Czech Republic

VI - Euro Plus Pact

VI     Euro-Plus-Pact

On March 11, 2011 the Heads of State or Government of the Eurozone endorsed the Pact for the Euro. At the 24/25 March 2011 European Council, the same Heads of State or Government agreed on the Euro Plus Pact and were joined – hence the ‘Plus’ – by six others: Bulgaria, Denmark, Latvia, Lithuania, Poland, Romania (leaving only the UK, Czech Republic, Sweden and Hungary out).  
The objective of the pact is to foster competitiveness, foster employment, contribute to the sustainability of public finances and reinforce financial stability. In the Euro-Plus-Pact the Heads of State or Government have entered into commitments on a number of policy areas, in which member states are competent.        

What political/legal difficulties
did the Czech Republic encounter in the negotiation of the Euro-Plus-Pact, in particular in relation to the implications of the Pact for (budgetary) sovereignty, constitutional law, socio-economic fundamental rights, and the budgetary process.
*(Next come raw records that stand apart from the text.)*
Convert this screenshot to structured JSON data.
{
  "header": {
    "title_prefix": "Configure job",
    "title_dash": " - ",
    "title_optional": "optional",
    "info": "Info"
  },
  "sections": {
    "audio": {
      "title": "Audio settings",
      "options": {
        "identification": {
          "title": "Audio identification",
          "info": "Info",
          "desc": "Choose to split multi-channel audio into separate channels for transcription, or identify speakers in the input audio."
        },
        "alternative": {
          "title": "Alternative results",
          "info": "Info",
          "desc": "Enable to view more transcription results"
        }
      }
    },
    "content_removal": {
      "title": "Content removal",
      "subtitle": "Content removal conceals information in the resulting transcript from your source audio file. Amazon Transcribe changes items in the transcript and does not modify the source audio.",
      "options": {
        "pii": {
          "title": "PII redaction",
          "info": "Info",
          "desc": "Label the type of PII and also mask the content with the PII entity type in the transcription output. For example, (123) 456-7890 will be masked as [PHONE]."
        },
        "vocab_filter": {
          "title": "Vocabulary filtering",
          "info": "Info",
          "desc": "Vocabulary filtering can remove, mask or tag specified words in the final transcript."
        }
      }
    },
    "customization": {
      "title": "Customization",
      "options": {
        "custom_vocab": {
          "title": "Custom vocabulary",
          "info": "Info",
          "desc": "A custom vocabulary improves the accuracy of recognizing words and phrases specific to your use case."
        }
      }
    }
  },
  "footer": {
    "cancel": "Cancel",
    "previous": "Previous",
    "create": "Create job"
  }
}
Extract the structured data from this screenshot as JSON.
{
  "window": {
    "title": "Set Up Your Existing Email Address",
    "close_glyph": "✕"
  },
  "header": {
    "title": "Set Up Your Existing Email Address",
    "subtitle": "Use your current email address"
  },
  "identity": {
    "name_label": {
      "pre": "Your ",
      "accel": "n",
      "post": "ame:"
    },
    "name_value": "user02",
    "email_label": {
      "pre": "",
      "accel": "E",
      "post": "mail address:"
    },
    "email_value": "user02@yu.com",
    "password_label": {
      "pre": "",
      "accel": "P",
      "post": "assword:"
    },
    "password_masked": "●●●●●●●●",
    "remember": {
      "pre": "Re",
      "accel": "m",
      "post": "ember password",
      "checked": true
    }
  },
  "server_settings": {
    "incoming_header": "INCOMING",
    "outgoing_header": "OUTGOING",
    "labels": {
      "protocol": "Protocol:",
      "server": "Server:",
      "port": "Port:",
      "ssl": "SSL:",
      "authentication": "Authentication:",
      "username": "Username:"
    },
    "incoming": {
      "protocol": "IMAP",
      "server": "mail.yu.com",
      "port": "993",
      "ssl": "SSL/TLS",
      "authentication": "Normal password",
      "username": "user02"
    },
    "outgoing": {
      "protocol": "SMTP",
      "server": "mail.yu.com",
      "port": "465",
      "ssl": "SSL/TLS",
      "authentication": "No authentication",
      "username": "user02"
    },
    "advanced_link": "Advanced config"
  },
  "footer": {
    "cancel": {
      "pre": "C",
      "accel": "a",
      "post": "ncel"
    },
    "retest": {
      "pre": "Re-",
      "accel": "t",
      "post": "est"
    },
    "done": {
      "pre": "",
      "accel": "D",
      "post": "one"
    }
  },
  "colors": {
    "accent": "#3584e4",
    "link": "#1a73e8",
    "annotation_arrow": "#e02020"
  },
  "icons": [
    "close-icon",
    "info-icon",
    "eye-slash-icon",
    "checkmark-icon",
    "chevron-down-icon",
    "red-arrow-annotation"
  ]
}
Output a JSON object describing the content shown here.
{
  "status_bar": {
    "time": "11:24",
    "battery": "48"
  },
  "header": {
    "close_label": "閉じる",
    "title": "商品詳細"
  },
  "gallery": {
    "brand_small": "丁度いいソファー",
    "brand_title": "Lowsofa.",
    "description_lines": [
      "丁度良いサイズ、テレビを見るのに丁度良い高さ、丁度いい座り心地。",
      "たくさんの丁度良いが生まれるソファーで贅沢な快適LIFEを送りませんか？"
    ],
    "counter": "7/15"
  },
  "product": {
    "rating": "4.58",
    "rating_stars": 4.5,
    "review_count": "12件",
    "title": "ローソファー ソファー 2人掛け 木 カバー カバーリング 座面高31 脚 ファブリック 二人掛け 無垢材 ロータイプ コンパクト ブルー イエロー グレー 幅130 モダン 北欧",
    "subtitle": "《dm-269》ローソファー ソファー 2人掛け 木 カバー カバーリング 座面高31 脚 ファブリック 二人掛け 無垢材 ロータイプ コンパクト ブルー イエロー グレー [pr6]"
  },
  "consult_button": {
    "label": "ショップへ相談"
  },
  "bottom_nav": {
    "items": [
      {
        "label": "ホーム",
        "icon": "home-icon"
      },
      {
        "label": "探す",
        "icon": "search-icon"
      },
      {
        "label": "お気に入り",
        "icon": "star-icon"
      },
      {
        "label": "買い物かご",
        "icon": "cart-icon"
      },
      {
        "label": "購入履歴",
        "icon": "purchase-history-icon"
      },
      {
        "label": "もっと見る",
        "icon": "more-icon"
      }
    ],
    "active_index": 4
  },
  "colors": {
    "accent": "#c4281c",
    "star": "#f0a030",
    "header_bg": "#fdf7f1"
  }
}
After the Pact was endorsed on March 11, 2011 on the European level, it was discussed in the Parliament. On a general level, the Czech Government appreciated that the Pact was based on intergovernmental cooperation and not on a coordination method which would put the Commission at the helm. However, concerns about the unclear role of the Commission were raised. Regarding the content, a majority of the suggested measures have been already in force in CR or introduced as part of the Government’s national reform programme. CR however strongly disagreed with tax harmonization, including the suggested financial transaction tax. CR took into account that the Pact had softened these measures, however CR was worried about the future direction in this area, in particular, that the Pact might incite further plans on tax harmonisation and spread in the future into other areas that would mean practical enlargement of EU competences.[1]

PM Nečas further worried about a number of potential issues – unclear legal basis of the Pact, unclear role of the Commission and other institutions (e.g. without any concrete legal basis in the Treaty the Pact untrusted the Commission with monitoring of the obligations resulting from the Pact). Given the obligation to incorporate the commitments into national reform programmes under Europe 2020, the Commission would in fact not only monitor, but also evaluate the progress of a MS and issue concrete recommendations on what to change. In result, the role of the Commission would be as strong as in the coordination method. PM also criticized that through such measures like Euro Plus Pact, a group of states would use the Commission (paid from the Czech contribution to the EU budget) for tasks that go beyond the competences of the Union. Finally, PM complained that CR could not participate in the negotiations (as non-Eurozone MS) and was presented with the final product only and asked to “take it or leave it” without a reasonable time to discuss the Pact, which would entail to adopt number of national legislative measures, with the Parliament and social partners getting involved (it is worth mentioning that the main trade union urged the Government not to participate in the Pact). Given all these reservations towards the Pact, CR decided not to join the Pact at the moment and wait for further development.[2] The main opposition party, the Social Democrats, supported the Pact in general (including the possible future tax harmonization and creation of EU corporate taxes) and urged the Government to join the Pact.[3]

What other information is relevant with regard to the Czech Republic and the Euro-Plus-Pact?

CR does not participate in the Pact.

[1] PM Petr Nečas, stenographic protocol, Chamber of Deputies of the Parliament of the Czech Republic, March 23, 2011. Available at:

[2] Ibid.

[3] MP Lubomír Zaorálek, stenographic protocol, Chamber of Deputies of the Parliament of the Czech Republic, March 23, 2011. Available at: